• Exercise requirements:
Your task is to return the span of lines beginning at the one with "Enumerate this screenshot's" and ending at the last line of the data, exactly as it stands.

• Materials provided:
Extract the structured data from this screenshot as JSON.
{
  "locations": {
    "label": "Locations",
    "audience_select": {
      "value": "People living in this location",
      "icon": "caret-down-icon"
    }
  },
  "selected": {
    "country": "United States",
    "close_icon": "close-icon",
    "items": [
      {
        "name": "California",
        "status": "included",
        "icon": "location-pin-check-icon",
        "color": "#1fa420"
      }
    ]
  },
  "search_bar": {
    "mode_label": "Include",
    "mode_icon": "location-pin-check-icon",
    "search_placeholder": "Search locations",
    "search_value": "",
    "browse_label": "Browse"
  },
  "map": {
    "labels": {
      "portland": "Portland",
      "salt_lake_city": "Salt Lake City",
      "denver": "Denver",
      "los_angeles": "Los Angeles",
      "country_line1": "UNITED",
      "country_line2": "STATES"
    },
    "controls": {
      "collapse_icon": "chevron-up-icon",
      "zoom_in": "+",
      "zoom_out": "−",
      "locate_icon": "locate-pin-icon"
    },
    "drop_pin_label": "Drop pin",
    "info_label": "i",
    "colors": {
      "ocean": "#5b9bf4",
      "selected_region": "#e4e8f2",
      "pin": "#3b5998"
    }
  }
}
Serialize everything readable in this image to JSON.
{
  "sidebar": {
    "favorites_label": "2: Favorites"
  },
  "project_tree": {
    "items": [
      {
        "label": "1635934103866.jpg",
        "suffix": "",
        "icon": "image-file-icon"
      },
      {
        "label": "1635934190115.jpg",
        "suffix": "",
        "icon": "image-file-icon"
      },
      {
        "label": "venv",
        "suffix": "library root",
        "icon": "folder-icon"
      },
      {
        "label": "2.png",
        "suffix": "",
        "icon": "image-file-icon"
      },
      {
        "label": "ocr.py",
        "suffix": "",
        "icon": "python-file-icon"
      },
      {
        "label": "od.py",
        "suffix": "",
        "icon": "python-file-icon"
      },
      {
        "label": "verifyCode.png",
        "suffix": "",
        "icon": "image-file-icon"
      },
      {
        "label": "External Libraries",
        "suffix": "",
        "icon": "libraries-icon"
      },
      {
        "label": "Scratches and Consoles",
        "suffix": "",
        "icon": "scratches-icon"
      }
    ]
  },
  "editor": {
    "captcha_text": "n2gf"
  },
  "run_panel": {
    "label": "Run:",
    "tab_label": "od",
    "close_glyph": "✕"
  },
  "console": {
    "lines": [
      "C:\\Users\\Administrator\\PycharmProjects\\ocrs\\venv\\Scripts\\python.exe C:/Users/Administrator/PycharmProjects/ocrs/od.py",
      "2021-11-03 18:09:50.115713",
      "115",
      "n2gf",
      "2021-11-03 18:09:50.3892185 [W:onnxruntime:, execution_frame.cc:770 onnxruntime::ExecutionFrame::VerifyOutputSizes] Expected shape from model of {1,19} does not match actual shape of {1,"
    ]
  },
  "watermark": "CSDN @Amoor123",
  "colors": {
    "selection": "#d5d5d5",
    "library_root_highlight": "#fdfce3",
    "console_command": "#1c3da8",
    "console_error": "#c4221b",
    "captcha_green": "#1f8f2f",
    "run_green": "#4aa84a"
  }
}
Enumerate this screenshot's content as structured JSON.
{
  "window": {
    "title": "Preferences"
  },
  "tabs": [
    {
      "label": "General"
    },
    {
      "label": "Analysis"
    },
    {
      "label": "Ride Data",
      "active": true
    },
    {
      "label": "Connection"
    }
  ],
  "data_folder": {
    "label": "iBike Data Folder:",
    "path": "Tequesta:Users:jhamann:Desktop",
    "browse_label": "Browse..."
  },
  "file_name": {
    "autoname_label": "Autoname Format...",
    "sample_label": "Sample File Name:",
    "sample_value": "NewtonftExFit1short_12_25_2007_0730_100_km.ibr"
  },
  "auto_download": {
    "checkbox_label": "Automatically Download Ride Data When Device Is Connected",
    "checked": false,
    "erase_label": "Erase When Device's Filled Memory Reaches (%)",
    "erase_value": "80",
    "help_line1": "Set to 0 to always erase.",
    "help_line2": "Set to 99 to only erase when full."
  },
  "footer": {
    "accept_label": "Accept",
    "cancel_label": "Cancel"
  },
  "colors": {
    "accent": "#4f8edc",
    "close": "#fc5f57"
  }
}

• Result:
Enumerate this screenshot's content as structured JSON.
{
  "window": {
    "title": "Preferences"
  },
  "tabs": [
    {
      "label": "General"
    },
    {
      "label": "Analysis"
    },
    {
      "label": "Ride Data",
      "active": true
    },
    {
      "label": "Connection"
    }
  ],
  "data_folder": {
    "label": "iBike Data Folder:",
    "path": "Tequesta:Users:jhamann:Desktop",
    "browse_label": "Browse..."
  },
  "file_name": {
    "autoname_label": "Autoname Format...",
    "sample_label": "Sample File Name:",
    "sample_value": "NewtonftExFit1short_12_25_2007_0730_100_km.ibr"
  },
  "auto_download": {
    "checkbox_label": "Automatically Download Ride Data When Device Is Connected",
    "checked": false,
    "erase_label": "Erase When Device's Filled Memory Reaches (%)",
    "erase_value": "80",
    "help_line1": "Set to 0 to always erase.",
    "help_line2": "Set to 99 to only erase when full."
  },
  "footer": {
    "accept_label": "Accept",
    "cancel_label": "Cancel"
  },
  "colors": {
    "accent": "#4f8edc",
    "close": "#fc5f57"
  }
}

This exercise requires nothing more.